“Therefore, isn’t the intellectually honest position to argue for the redefinition of marriage (not for equality, which already exists under the traditional definition) since according to the traditional definition gays and lesbians enjoy their 14th amendment rights? Furthermore, straight people have no special right or privilege to marry a member of the same sex, which they would if they had unequal protection that gays don’t have.
“The logical response is, of course, ‘well what’s the point of a gay man marrying a lesbian? The whole point is for gay couples to get married.’ To that I say fine, but then make the proper argument – that of redefining marriage to mean two members of the same sex, not that of equality – which already exists under the traditional definition.”
To which he replied:
“It’s about the equal right to a license to marry the person of your choice, and whether states have a good enough reason to restrict that right.”
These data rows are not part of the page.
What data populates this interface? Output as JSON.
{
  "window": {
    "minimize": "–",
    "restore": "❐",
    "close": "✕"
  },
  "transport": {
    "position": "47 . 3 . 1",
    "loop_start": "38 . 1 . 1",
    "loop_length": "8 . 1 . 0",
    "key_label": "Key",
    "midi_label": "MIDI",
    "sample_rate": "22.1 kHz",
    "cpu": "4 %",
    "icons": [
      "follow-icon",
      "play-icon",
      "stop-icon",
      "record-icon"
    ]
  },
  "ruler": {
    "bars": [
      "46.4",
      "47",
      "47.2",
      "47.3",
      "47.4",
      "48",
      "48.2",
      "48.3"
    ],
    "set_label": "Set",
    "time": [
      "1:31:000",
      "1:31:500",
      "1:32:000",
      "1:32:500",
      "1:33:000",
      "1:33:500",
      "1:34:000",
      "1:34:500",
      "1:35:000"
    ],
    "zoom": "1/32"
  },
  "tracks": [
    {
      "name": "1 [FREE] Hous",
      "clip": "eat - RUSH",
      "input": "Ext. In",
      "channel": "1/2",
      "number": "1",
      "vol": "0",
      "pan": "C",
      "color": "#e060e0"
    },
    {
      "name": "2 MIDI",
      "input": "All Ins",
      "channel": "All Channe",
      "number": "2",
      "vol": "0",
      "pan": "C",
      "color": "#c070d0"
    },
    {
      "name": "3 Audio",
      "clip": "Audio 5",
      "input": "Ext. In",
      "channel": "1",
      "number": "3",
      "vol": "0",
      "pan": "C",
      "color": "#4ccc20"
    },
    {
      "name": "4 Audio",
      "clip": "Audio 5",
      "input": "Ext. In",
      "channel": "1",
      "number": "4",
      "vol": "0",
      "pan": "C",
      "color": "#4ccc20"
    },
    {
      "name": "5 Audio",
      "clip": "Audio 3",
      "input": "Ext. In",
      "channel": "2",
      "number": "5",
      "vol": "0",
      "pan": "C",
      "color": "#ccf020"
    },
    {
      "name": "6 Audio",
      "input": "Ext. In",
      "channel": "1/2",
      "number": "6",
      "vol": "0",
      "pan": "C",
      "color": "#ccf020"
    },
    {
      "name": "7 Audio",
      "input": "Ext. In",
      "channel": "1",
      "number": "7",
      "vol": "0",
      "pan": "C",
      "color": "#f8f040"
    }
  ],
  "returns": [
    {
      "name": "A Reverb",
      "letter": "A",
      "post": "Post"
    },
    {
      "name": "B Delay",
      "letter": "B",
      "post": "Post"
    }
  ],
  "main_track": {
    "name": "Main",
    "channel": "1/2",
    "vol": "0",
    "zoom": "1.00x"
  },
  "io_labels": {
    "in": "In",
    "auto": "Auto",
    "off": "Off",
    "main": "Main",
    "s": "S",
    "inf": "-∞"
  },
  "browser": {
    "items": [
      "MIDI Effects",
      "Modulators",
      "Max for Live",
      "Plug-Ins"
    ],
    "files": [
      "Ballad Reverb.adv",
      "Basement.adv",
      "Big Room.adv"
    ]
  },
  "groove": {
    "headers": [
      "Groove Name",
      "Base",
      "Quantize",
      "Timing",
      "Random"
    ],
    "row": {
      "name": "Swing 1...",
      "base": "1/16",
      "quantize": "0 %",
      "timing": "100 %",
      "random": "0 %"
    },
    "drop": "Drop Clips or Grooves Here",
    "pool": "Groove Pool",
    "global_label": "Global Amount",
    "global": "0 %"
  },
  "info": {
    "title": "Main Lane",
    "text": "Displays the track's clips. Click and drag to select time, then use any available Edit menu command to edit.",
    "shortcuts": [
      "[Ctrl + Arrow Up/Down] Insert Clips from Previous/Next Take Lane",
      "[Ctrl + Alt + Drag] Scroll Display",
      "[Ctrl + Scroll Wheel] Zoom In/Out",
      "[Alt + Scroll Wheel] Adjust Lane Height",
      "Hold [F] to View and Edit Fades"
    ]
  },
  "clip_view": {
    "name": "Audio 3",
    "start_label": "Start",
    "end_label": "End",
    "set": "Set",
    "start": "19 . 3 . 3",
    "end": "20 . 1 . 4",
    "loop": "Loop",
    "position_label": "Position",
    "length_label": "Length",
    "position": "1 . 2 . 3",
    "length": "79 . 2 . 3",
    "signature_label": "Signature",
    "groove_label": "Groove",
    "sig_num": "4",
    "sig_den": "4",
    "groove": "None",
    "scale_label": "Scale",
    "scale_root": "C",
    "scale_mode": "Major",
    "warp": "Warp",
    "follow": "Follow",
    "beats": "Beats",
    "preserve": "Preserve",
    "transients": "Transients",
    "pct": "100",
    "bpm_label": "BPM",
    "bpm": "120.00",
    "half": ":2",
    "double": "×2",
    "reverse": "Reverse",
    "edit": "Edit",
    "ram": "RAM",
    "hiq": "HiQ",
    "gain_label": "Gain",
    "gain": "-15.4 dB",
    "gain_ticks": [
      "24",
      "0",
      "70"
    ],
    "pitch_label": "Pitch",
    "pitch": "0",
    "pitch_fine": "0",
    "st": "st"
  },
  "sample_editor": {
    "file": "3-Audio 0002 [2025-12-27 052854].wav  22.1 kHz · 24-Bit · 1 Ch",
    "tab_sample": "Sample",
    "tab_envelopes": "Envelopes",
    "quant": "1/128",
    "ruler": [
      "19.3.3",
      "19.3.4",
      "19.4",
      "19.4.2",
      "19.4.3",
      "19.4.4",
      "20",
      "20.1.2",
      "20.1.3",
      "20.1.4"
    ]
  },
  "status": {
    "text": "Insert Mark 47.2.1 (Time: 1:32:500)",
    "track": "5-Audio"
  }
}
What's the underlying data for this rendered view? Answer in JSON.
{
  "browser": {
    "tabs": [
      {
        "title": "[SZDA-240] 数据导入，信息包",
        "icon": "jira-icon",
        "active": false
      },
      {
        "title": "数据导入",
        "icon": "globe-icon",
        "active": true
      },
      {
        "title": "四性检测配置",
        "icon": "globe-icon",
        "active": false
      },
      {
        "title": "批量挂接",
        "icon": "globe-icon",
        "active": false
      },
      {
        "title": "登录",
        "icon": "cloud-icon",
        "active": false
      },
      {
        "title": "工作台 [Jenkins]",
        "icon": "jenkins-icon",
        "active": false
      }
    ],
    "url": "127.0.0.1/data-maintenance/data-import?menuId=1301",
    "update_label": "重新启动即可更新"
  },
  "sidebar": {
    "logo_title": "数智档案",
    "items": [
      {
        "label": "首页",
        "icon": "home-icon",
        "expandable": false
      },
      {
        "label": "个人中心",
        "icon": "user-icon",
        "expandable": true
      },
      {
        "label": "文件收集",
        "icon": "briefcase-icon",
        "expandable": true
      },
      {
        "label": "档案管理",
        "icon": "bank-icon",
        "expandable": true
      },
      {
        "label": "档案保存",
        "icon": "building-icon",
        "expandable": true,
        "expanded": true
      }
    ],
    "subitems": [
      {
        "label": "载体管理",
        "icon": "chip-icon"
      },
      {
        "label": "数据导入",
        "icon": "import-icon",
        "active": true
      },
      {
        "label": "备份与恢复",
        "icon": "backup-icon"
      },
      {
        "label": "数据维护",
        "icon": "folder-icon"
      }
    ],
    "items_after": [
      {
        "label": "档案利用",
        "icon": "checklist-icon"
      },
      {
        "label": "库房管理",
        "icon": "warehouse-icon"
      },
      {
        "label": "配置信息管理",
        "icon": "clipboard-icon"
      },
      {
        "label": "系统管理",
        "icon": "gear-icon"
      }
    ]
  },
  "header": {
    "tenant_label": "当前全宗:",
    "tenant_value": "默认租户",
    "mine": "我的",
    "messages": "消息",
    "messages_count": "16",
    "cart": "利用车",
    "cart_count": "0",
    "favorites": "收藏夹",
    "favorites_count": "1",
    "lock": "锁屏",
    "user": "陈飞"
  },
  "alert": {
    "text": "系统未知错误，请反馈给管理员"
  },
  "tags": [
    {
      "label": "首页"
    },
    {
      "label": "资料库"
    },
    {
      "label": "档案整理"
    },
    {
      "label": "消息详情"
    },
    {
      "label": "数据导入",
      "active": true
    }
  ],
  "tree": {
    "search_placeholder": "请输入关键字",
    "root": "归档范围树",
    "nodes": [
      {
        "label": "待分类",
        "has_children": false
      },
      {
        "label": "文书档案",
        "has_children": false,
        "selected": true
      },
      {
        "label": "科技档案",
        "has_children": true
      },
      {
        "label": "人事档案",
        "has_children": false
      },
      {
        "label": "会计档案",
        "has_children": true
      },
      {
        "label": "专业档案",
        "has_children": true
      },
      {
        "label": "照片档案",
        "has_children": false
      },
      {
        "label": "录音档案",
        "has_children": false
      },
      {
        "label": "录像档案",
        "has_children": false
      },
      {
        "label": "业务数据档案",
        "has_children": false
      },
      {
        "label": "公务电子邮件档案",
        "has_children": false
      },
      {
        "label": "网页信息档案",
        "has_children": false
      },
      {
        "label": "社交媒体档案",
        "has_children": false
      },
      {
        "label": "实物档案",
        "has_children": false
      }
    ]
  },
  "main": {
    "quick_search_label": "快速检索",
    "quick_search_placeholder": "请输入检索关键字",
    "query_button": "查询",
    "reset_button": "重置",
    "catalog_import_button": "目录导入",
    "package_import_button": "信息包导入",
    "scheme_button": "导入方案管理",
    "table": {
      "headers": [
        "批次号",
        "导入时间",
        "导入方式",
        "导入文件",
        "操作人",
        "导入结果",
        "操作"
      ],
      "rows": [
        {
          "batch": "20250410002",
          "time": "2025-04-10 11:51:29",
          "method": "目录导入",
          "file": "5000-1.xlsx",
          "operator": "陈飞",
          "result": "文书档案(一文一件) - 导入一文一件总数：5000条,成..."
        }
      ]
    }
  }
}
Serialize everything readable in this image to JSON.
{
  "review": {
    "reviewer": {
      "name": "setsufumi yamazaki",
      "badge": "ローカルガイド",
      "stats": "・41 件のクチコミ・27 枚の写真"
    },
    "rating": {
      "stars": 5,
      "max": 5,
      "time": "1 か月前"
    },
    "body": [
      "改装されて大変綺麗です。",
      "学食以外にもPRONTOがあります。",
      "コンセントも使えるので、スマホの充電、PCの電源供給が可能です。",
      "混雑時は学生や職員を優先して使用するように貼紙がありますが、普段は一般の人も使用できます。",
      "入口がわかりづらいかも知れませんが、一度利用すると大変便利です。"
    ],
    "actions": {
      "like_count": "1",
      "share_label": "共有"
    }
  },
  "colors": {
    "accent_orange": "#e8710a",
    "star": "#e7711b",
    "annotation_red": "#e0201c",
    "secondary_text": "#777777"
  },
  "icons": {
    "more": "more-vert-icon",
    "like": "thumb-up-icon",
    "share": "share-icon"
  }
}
I mentioned in my email to him that I have never received a good rebuttal to this argument, and I didn’t get one here either. He’s a busy man, so I don’t hold it against him. The most honest thing I’ve heard was essentially “yes, you’re right, but it doesn’t matter.” That’s because pushing for the redefinition of marriage is completely emotional, and has more to do with “Selma Envy” than with expanding liberty.
If you support the redefinition of marriage in the cause of equality, please carefully read the questions I posed to the lawyer above. You may conclude “okay, redefinition of marriage. Big deal, I still support it.” That’s fine, but you must be intellectually honest and acknowledge that redefining marriage and marriage equality (which already exists under the traditional definition) are fundamentally different things to argue for, and redefinition is a much harder sell. Because of this, the movement has to mask itself in the language of equal protection (which – last time, I promise – already exists under the traditional definition), which is a quintessential American value.
Let’s look at the email response I got from our advocate friend. “It’s about the equal right to a license to marry the person of your choice…” This begs so many questions, but when you raise them you are brushed off as completely out of line and paranoid. A very short time ago you would have been considered crazy if you said one day the Supreme Court would be considering redefining marriage to include two members of the same sex. So it’s not a strong argument to say it’s paranoid or out of line to ask “can couples marry couples?” “Can parents marry children?” “Can people marry animals or inanimate objects?”
You could say those questions sound wacky now and no one today seriously considers them. And I would like to agree with you, but this lady married to her two cats, this lady married to a dolphin, this lady (?) married to a roller coaster, this lady married to a bridge and this lady married to a tree suggest otherwise. As we start changing – indeed eliminating – standards for the institution of marriage, you cannot surely say people won’t be asking these questions in the future. Marriage is either one thing or it’s anything. If it’s two things, there is no reason why it can’t be three, four or five things – not if equality is the goal. By what standard can you say no?
The proper American answers to this issue are those of federalism. Let those “laboratories of democracy” show us the way. Your fundamental right here is protected in the First Amendment which enshrines your right to freedom of assembly. That is, you have the right to love and spend your life with anyone you choose.
If the Supreme Court rules that same-sex marriage shall be recognized by the government, we will in fact have legislated a new form of unequal protection under the law.